  1. Mike Roddy says:

    Polls show that Americans support action on reducing our greenhouse gas emissions, but nothing is happening in Washington. We have a government of the money, not of the people.

    The solution might be something similar to the street corner broadsheets of 1775, when the people called their masters to account, and made sure that the word got out. This blog is already part of that effort, and we need to take this to the next level.

  2. Doug Bostrom says:

    Some folks hunt for subsistence. Changing conditions won’t only affect sportsmanship; hunger may become a problem if conditions are not good for hunting. Excellent article on this at Skeptical Science, just posted:

    Inuit Perspectives on Recent Climate Change

  3. Ken Barrows says:

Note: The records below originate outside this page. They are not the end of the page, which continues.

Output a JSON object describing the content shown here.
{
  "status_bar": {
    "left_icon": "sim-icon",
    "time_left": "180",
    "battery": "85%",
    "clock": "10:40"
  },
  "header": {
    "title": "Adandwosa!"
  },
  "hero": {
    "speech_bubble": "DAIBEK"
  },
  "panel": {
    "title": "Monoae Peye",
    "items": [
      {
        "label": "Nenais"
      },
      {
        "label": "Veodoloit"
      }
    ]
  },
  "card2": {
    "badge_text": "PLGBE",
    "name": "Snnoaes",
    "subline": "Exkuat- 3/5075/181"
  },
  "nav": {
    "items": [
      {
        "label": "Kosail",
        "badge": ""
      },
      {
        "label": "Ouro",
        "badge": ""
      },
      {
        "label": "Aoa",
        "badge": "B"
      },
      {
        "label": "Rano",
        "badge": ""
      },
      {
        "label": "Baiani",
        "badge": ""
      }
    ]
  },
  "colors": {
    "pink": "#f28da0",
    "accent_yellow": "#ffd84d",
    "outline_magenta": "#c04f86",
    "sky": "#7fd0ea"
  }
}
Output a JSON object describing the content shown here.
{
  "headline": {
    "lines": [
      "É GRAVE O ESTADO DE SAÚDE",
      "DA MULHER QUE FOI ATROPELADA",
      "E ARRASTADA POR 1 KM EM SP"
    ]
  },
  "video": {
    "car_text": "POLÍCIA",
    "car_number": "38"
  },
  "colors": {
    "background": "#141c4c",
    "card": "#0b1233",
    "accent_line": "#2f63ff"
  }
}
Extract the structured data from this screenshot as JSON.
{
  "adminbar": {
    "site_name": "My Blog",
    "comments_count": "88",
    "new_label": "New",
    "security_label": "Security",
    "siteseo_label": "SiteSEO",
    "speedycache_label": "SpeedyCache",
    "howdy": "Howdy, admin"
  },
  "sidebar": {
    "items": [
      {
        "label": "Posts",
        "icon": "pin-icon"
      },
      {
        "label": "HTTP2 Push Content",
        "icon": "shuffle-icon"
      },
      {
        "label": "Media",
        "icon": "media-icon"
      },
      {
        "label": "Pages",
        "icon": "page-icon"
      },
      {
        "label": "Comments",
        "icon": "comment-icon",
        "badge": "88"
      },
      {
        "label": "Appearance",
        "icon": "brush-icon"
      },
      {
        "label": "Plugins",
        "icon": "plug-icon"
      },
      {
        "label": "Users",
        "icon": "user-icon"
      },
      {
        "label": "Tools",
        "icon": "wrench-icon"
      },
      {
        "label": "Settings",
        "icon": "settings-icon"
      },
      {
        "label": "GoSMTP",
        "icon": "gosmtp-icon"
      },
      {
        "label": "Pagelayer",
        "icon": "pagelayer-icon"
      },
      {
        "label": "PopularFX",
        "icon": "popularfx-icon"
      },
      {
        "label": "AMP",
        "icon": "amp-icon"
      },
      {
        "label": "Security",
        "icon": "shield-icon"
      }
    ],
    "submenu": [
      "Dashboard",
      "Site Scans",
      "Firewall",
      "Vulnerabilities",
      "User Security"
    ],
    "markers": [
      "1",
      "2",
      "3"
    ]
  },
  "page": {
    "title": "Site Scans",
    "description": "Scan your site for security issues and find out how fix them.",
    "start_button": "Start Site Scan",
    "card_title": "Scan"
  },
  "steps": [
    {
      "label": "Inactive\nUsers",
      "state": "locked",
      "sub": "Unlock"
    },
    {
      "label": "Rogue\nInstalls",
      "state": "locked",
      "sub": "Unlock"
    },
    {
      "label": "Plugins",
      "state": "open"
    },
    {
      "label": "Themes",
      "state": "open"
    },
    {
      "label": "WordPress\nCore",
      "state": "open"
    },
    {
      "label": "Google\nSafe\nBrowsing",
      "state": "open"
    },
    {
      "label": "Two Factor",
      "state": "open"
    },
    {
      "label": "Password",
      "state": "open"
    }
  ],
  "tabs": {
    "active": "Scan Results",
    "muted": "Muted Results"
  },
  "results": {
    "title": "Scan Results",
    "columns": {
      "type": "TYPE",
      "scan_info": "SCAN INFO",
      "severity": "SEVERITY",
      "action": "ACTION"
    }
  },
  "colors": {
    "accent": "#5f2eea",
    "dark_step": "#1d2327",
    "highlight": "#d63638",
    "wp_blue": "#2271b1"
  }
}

    Hunters and anglers may say it’s a concern when polled, but I bet you most of them think reducing their fossil fuel consumption is sacrilege. Thus, the poll is worthless.